After the Chinese women’s — or more accurately girl’s — gymnastics team was unveiled to the world at the 2016 Rio Summer Olympics, many spectators couldn’t help but question just how old these competitors are.
So far, the team has not been phased by accusations that they should “go back to primary school.” “Chinese athletes are usually small and petite,” Shang Chunsong, the captain of the five-woman team, told reporters. “Me and Tan were born in 1996, the rest in 1999 — maybe we look it, but we’re not that young.”
According to SCMP, Fan Yilin, another Chinese gymnast, added that: “The first one of the US team is even younger than us,” referring to Lauren Hernandez, who was born in 2000.
The International Gymnastics Federation (FIG) mandates that to compete in the Olympics, women gymnasts must be turning 16 on the same year that the games are held and male gymnasts must be turning 18. Dubious looks do have precedent, as scandals concerning the age of competitors have plagued the Chinese national team in the past.
Back in 2008, during the Beijing Olympics, team member He Kexin was rumored to be only 14 at the time that China won gold. The claims were never substantiated. However, China was stripped of its bronze medal back in 2000 during the Sydney Olympics after the team failed to meet age requirements.
To get ahead of suspicion that China is once again trying to dupe officials, the team has assured Olympic officials and the media that all of its members meet the FIG requirements.
The 2016 Chinese women’s gymnastics team is composed of 5 competitors and 3 stand ins: Shang Chunsong (20), Wang Yan (16), Fan Yilin (16), Mao Yi (19) and Liu Tingting (15). The reserves are Liu Jinru (15), Luo Huan (16) and Tan Jiaxin (19).
The majority of the girls have not had any international exposure before Rio, with the notable exception of Fan, who dominated the uneven bars at the 2015 World Championships in Glasgow last November.
Fan said that China’s lack of experience may actually be beneficial. “Many of us start gymnastics at a very young age and although we may lack international exposure compared to athletes from other countries, we are under no pressure and can always mount strong challenges,” she said.

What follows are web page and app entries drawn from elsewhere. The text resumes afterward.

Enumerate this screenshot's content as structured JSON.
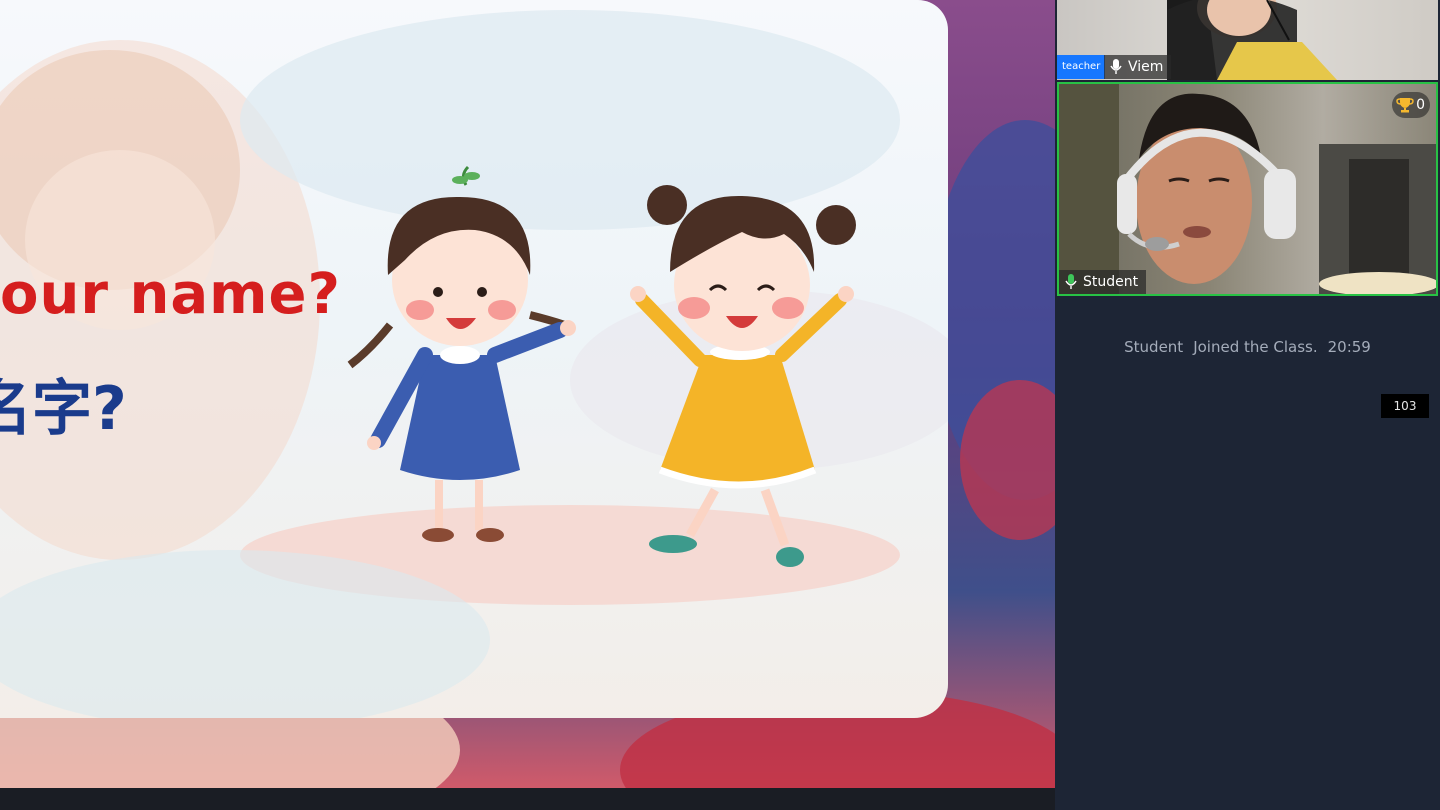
{
  "slide": {
    "question_en": "our name?",
    "question_cn": "名字?"
  },
  "teacher_tile": {
    "role_badge": "teacher",
    "name": "Viem"
  },
  "student_tile": {
    "name": "Student",
    "trophy_count": "0"
  },
  "chat": {
    "join_name": "Student",
    "join_text": "Joined the Class.",
    "join_time": "20:59"
  },
  "counter": "103",
  "colors": {
    "slide_english_text": "#d51e1e",
    "slide_chinese_text": "#1a3b8c",
    "active_speaker_border": "#28c245",
    "teacher_badge": "#1677ff",
    "sidebar_background": "#1d2535"
  },
  "icons": {
    "mic": "microphone-icon",
    "trophy": "trophy-icon"
  }
}
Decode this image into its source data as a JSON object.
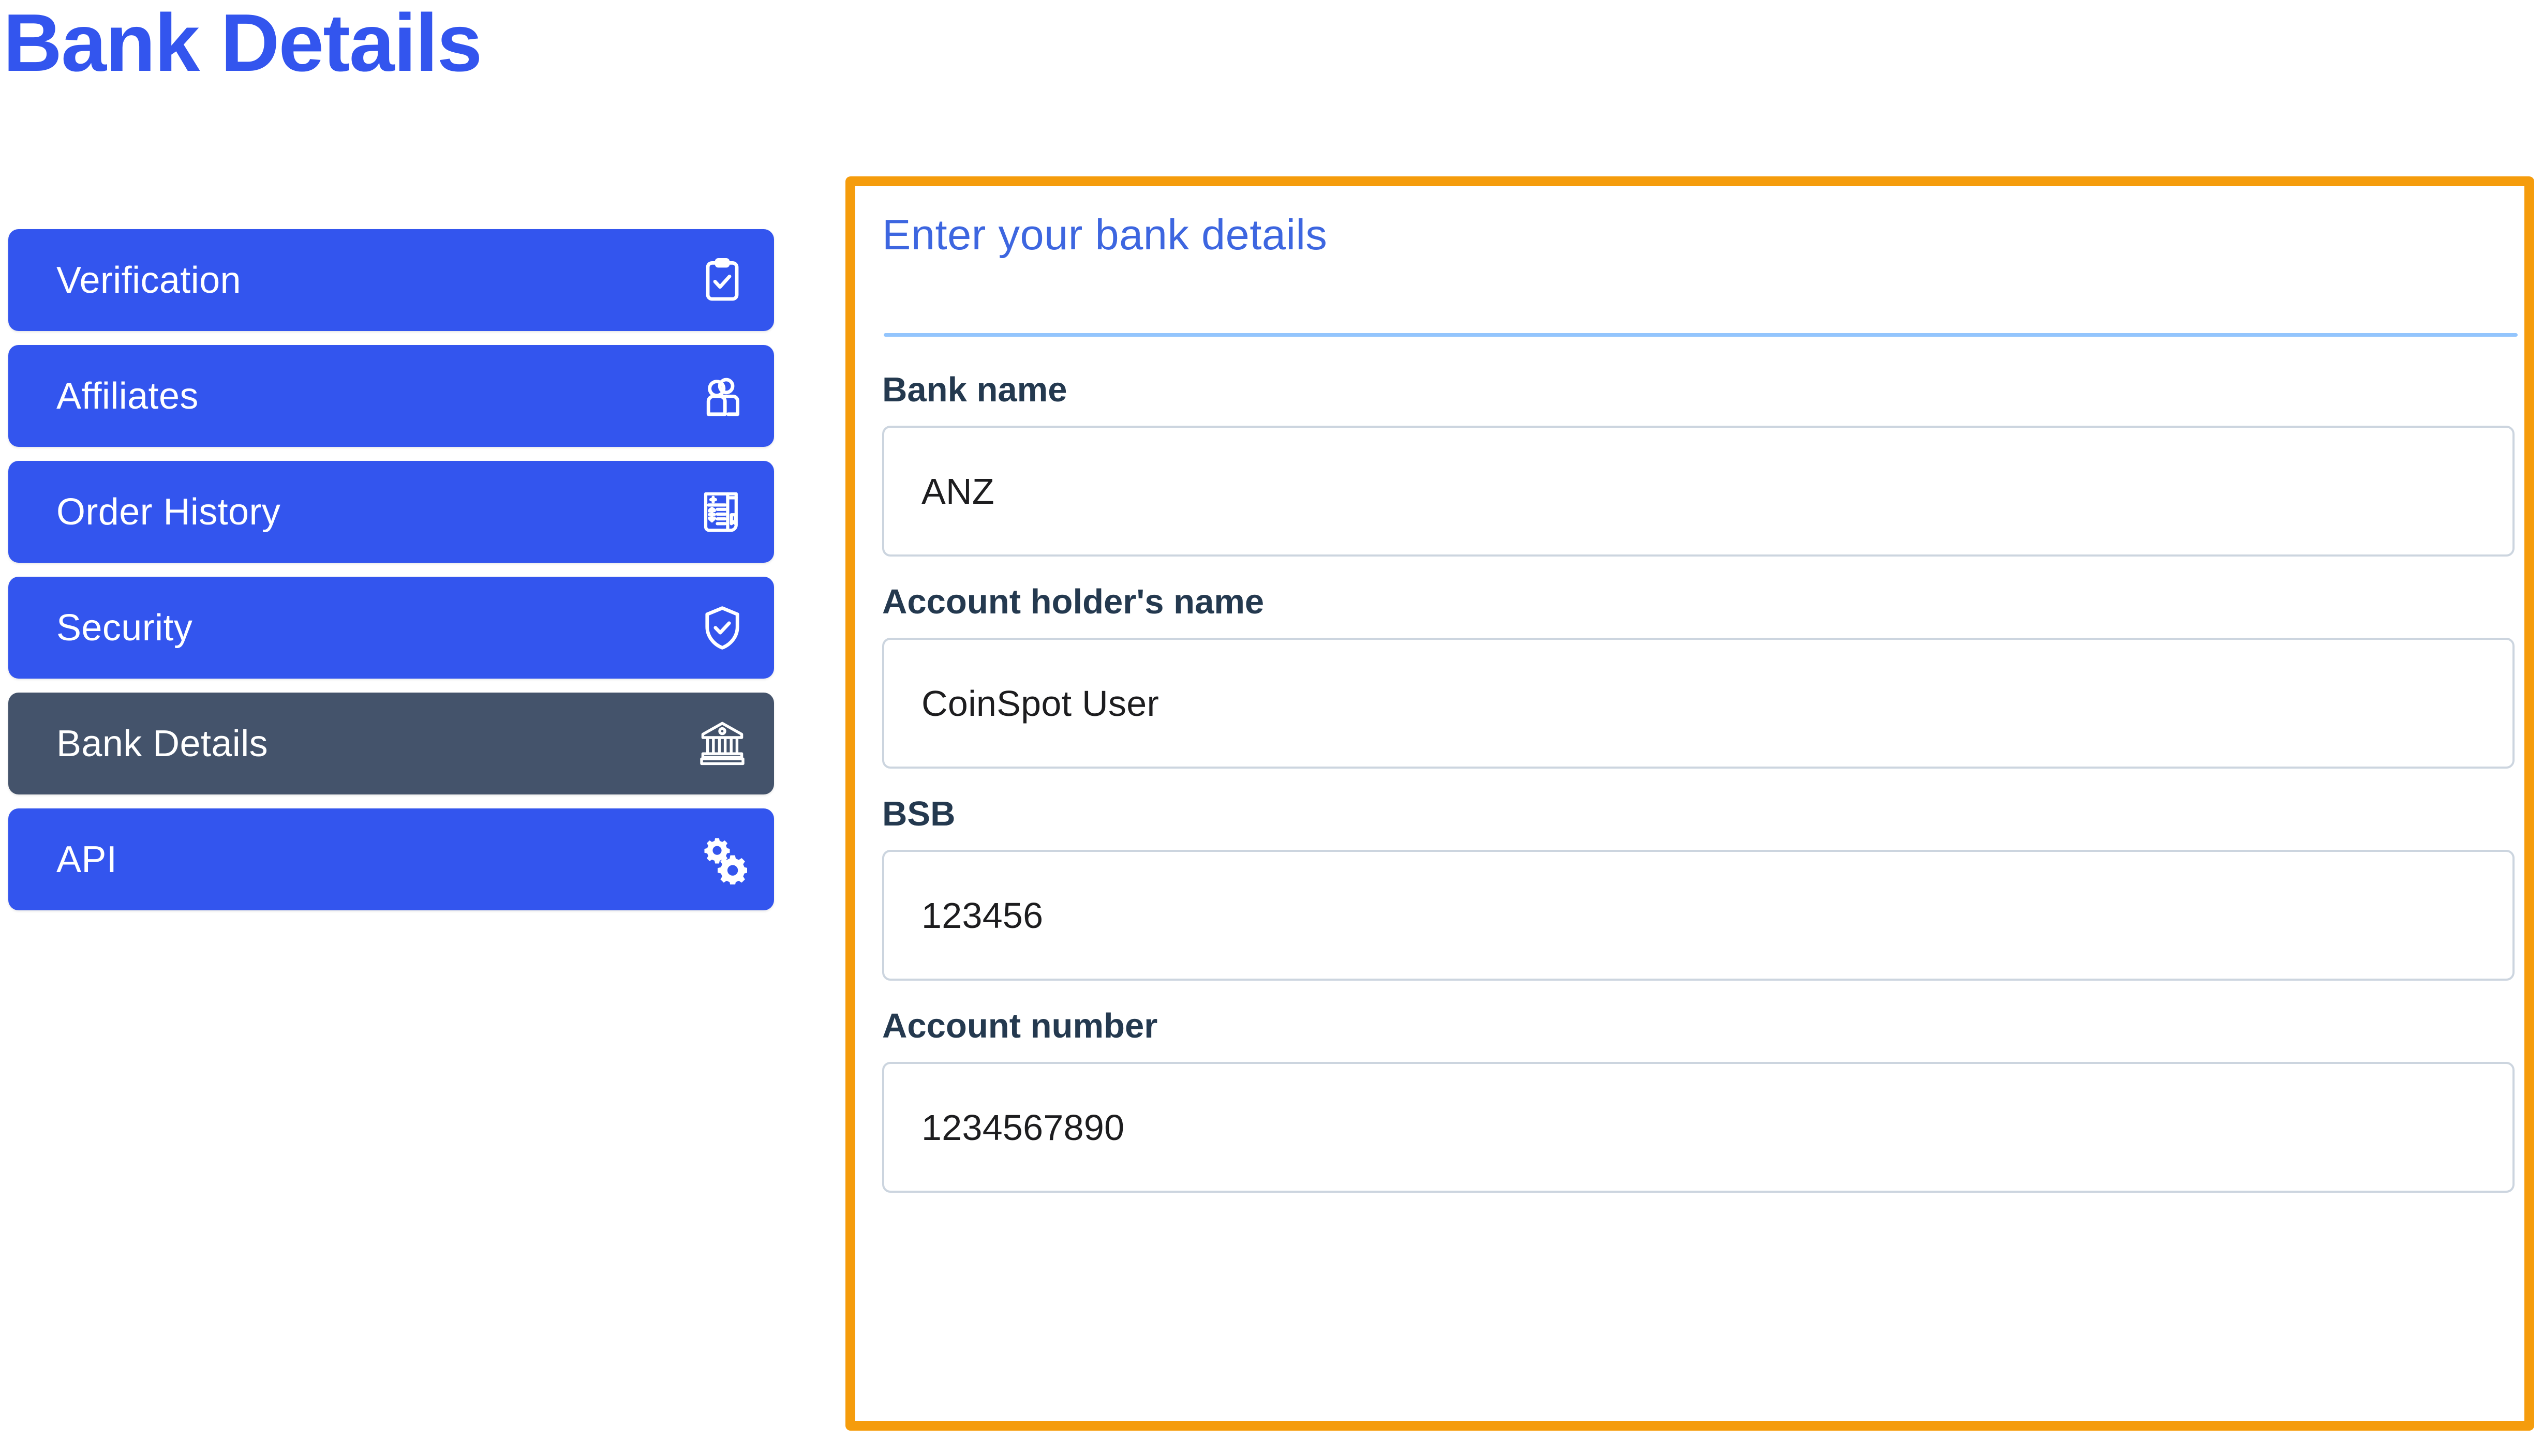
{
  "page": {
    "title": "Bank Details"
  },
  "theme": {
    "brand_blue": "#3355ee",
    "active_nav": "#44536b",
    "highlight_orange": "#f59c0c",
    "heading_blue": "#3d66e0",
    "divider_blue": "#93c5fd",
    "label_navy": "#24394f",
    "input_border": "#ccd5df"
  },
  "sidebar": {
    "items": [
      {
        "label": "Verification",
        "icon": "clipboard-check-icon",
        "active": false
      },
      {
        "label": "Affiliates",
        "icon": "users-icon",
        "active": false
      },
      {
        "label": "Order History",
        "icon": "invoice-receipt-icon",
        "active": false
      },
      {
        "label": "Security",
        "icon": "shield-check-icon",
        "active": false
      },
      {
        "label": "Bank Details",
        "icon": "bank-building-icon",
        "active": true
      },
      {
        "label": "API",
        "icon": "gears-icon",
        "active": false
      }
    ]
  },
  "panel": {
    "heading": "Enter your bank details",
    "fields": [
      {
        "label": "Bank name",
        "value": "ANZ",
        "name": "bank-name"
      },
      {
        "label": "Account holder's name",
        "value": "CoinSpot User",
        "name": "account-holder-name"
      },
      {
        "label": "BSB",
        "value": "123456",
        "name": "bsb"
      },
      {
        "label": "Account number",
        "value": "1234567890",
        "name": "account-number"
      }
    ]
  }
}
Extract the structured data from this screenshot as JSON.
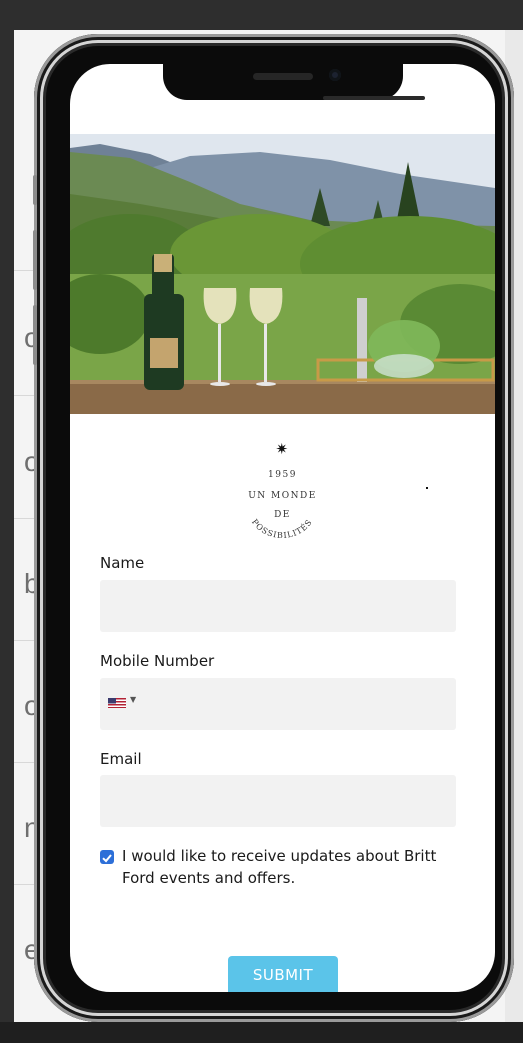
{
  "background": {
    "fragments": [
      "on",
      "or",
      "b",
      "ol",
      "nt",
      "e"
    ]
  },
  "logo": {
    "year": "1959",
    "line1": "UN MONDE",
    "line2": "DE",
    "arc": "POSSIBILITÉS"
  },
  "form": {
    "name_label": "Name",
    "mobile_label": "Mobile Number",
    "email_label": "Email",
    "name_value": "",
    "mobile_value": "",
    "email_value": "",
    "consent_checked": true,
    "consent_text": "I would like to receive updates about Britt Ford events and offers.",
    "submit_label": "SUBMIT"
  },
  "colors": {
    "submit": "#5bc4e9",
    "checkbox": "#2d6fd8",
    "field_bg": "#f2f2f2"
  },
  "icons": [
    "us-flag-icon",
    "caret-down-icon",
    "star-icon",
    "checkbox-icon"
  ]
}
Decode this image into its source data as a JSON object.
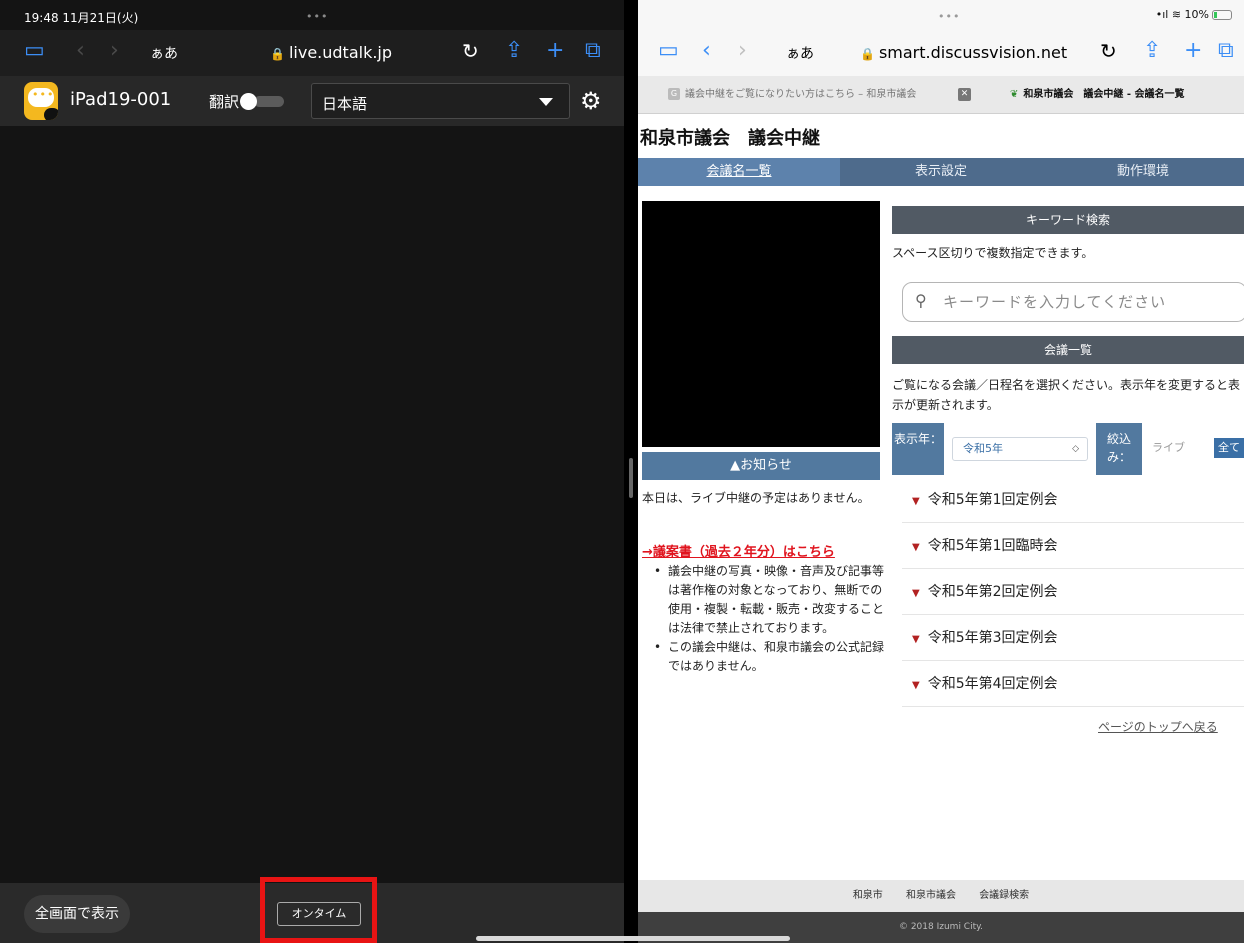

Unfortunately, China lost by a fraction of a point to Russia in Tuesday’s women’s team artistic gymnastics competition final, and had to settle for bronze. The loss comes as a disappointment to China, with Russians acquiring a score of 176.188 compared to China’s 176.003. The unstoppable US Team walked away with the gold.
Mao’s blunder on her floor rotation cost the team a silver medal, as Mao said through teary eyes, “I think the problem is myself.”
Moving on to individual qualifications, neither Fan (who was expected to qualify for uneven bars) or Shang (balance beam) placed in their individual events.
Team manager Ye Zhennan accused judges of treating his team unfairly, explaining that logically it made no sense that they failed to qualify for their individual events, SCMP reports.
“We made two major mistakes in the final but how come our score was still higher than the qualification where we only had one major blunder,” Ye said. “It proved our qualification score was purposefully suppressed by the judges.”
Whether you believe Ye or not, it’s hard not feel sorry for these girls, especially considering the severe rigidity of the training programs they must go through from an early age.
By Robin Winship